Cuba Will Reduce Health Workers Abroad to Avoid Desertions / Juan Juan Almeida

Cuban medical personnel preparing to leave to work in foreign countries, a huge source of revenue to the Cuban government.

Juan Juan Almeida, 5 January 2018 — The Cuban government plans to implement as soon as possible a group of measures aimed at reducing the number of health workers who work as non-physicians and desert from missions abroad.

According to information obtained by Martí Noticias, the authorities of the Ministry of Public Health (MINSAP) issued a resolution that must be consulted and approved by all provincial and municipal directors and deputy heads of Public Health, Medical Assistance and Collaboration Departments.

The circular makes it very clear that the highest incidence of deserters from Cuban medical aid postings abroad are those who are not working in posts directly related to healthcare delivery,” said a source linked to MINSAP from Havana.

The document confirms the country’s top management level of concern regarding the increase in the desertions of the workers (who are not doctors) from the missions, or who, during the missions, focus on arranging individual contracts with the intention of earning money, and providing services that are not even related to healthcare.

The two-page circular was leaked from emails sent to the heads of the provincial health directorates, and could soon become an addendum to Resolution No. 279/2014, which regulates the “Procedure for the development of the availability of human resources that provide medical and health services abroad.”

The measure reflects the need of the Cuban government to increase control over those collaborators (not physicians) who have already completed work abroad, in order to prevent them from repeating missions.

The reactions have not been long in coming from within Cuba.

“So from now on, before preparing each file for the personnel who will travel abroad to support the collaboration from non-medical specialties, we will be required to have a more rigorous control. The idea is to reduce the number of these types of workers, to prevent those who have already done so from traveling abroad again, and thus to cut off the relations they were able to establish during their earlier stay abroad,” said a source consulted by Martí Noticias.

During 2016, the Cuban economy received income from the ‘leasing’ of professional services abroad, mainly health, that totaled over $11.5 billion in US dollars, a figure that far exceeded the estimated income from tourism, which contributed $2.8 billion to the national economy.

“The medical mission is one of the fundamental programs of Cuban public health, it is part of our principles of solidarity, it greatly helps to sustain the country’s economy, it offers a bonus that benefits the volunteer and, above all, it is the basis for the training of better professionals,” added the interviewee. “But every defection or flight, represents a concern for the Cuban authorities because white-coat diplomacy is also an effective tool for political influence.”

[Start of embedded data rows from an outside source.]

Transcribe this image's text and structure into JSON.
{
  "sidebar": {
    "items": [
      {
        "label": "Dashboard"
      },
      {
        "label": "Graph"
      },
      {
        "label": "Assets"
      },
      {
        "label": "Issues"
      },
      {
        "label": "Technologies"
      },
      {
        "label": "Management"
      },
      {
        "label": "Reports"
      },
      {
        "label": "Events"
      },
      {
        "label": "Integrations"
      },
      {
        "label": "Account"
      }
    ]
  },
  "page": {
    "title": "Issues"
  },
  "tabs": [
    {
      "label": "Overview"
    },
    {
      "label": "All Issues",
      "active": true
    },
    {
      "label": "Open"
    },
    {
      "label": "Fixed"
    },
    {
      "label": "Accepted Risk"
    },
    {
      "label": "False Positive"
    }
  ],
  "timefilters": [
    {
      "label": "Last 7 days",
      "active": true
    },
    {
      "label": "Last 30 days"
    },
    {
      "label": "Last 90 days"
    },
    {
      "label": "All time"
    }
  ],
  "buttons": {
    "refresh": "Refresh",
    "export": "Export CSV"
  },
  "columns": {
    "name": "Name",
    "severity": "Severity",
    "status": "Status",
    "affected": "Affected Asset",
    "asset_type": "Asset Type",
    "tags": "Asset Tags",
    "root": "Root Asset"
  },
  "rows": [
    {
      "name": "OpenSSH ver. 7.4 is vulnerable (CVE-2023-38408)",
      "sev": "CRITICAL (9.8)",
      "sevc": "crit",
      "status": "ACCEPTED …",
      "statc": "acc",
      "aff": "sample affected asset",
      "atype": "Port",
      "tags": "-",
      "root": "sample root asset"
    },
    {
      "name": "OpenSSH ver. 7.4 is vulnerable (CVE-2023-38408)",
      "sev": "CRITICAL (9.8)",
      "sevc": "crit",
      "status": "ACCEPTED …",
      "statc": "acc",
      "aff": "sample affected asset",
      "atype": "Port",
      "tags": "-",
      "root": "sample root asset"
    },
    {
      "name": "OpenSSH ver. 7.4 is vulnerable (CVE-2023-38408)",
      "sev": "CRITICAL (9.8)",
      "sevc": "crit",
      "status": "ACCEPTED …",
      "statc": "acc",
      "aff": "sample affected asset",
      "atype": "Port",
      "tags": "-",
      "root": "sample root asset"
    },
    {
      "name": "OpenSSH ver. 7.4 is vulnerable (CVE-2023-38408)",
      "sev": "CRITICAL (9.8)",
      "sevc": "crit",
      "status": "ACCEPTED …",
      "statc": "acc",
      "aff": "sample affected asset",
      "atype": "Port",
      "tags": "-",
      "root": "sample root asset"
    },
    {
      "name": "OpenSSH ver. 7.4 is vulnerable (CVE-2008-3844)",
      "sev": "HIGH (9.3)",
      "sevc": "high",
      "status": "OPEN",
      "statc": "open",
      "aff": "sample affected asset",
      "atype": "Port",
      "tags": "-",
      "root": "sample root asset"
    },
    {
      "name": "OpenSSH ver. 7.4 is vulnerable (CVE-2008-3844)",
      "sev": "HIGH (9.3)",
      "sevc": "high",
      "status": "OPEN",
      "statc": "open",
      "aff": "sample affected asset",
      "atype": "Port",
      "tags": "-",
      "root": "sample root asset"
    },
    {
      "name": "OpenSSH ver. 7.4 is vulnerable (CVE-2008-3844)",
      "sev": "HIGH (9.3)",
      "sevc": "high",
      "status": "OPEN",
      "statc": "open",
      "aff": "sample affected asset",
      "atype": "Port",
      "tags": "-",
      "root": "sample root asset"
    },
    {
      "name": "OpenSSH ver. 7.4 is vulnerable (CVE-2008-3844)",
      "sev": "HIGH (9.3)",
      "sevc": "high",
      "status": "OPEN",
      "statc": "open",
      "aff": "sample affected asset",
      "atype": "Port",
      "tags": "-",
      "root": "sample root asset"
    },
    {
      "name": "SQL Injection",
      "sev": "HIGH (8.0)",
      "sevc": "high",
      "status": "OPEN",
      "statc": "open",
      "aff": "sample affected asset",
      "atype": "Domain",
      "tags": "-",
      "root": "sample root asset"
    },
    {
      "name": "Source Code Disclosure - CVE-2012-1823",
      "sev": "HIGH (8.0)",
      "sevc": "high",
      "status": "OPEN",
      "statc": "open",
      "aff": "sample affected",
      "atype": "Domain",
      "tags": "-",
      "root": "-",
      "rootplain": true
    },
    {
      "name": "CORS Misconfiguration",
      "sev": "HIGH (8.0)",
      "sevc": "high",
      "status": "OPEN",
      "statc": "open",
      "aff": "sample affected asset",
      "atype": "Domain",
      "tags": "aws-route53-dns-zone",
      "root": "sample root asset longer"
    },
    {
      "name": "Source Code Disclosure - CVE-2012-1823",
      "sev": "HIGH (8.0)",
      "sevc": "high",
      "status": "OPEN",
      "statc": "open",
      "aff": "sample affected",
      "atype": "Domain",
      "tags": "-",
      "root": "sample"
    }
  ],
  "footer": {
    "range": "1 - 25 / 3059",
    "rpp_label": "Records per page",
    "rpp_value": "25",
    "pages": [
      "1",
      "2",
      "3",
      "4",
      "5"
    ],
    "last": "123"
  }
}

Among the restricted data that have escaped into the public domain is the peculiarity that, before the document becomes a resolution, several collaborators of non-medical specialties have shown their dissatisfaction by raising complaints through letters addressed to José Ramón Machado Ventura, second secretary of the Communist Party and vice president of the Council of State and Ministers that serves the Health sector.

More than 50,000 Cuban collaborators currently serve in 67 countries, about 25,000 of whom are doctors.